◆ **MATERIAL TO PROCESS**:
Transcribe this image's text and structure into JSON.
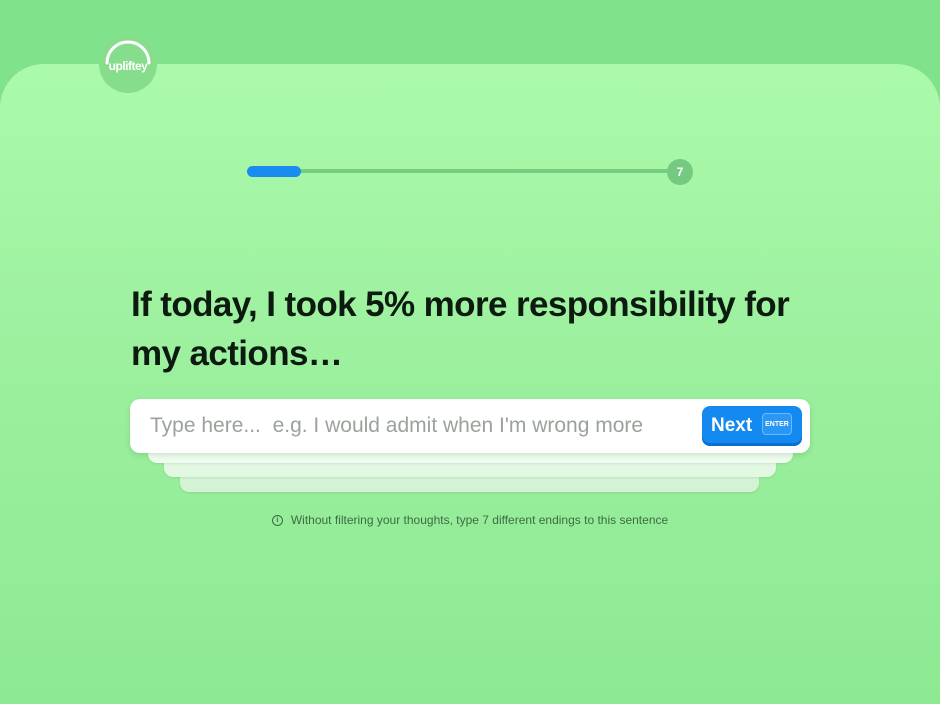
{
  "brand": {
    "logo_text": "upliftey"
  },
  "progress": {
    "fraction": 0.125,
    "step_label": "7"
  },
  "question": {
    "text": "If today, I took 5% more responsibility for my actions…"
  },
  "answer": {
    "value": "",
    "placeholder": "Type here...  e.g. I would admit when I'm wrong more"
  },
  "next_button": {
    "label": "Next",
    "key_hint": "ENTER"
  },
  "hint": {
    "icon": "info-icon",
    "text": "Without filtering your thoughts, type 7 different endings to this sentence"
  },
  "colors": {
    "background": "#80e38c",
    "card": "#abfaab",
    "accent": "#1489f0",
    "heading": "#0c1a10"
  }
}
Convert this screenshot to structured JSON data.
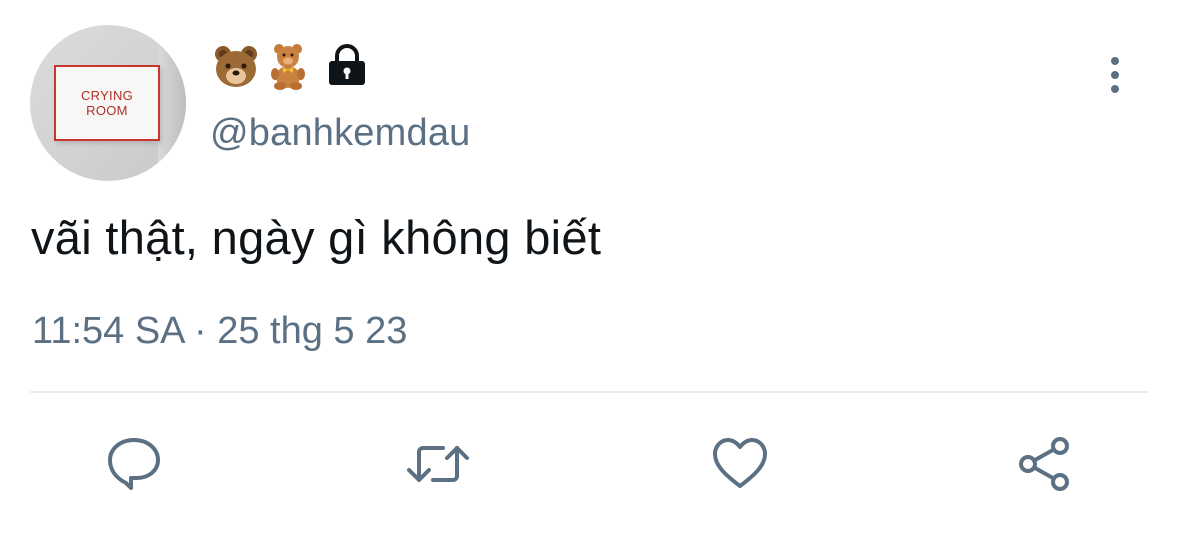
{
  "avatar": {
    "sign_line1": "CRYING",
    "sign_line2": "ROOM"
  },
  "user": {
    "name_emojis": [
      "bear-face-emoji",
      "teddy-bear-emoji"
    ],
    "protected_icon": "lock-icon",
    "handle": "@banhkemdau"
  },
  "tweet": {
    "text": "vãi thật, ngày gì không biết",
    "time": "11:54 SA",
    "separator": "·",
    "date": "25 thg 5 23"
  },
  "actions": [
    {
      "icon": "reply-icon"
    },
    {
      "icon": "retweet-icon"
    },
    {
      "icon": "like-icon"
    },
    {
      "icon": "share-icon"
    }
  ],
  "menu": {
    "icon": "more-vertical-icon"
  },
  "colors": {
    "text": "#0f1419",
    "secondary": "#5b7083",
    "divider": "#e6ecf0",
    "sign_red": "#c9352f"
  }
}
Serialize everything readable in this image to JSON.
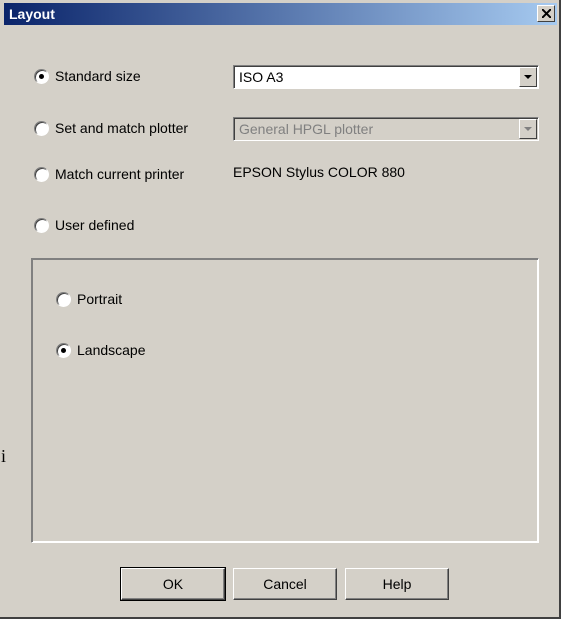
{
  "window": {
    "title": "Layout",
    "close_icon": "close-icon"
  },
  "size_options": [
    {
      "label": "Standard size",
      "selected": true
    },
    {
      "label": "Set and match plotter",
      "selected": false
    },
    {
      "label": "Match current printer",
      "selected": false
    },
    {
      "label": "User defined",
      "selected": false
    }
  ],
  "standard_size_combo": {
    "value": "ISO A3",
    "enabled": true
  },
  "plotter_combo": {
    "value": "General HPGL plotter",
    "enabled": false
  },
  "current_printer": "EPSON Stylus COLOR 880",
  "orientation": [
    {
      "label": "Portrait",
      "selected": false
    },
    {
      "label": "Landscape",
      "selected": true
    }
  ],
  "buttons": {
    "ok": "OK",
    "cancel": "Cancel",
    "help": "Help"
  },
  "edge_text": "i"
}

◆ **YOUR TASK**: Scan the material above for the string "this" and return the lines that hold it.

◆ **ANSWER AREA**:
Transcribe this image's text and structure into JSON.
    "text": "Without filtering your thoughts, type 7 different endings to this sentence"
Convert this screenshot to structured JSON data.
Serialize everything readable in this image to JSON.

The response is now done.